Component data from apps and pages
——

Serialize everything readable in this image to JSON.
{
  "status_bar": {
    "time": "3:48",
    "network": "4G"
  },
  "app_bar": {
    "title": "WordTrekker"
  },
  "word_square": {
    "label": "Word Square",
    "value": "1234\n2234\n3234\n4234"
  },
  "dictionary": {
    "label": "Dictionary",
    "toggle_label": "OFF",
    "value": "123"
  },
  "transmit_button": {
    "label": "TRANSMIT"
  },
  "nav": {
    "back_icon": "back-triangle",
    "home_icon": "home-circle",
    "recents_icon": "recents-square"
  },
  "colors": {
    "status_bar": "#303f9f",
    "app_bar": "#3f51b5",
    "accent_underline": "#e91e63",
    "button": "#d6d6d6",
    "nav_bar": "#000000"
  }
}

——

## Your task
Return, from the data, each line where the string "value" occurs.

## Solution
    "value": "1234\n2234\n3234\n4234"
    "value": "123"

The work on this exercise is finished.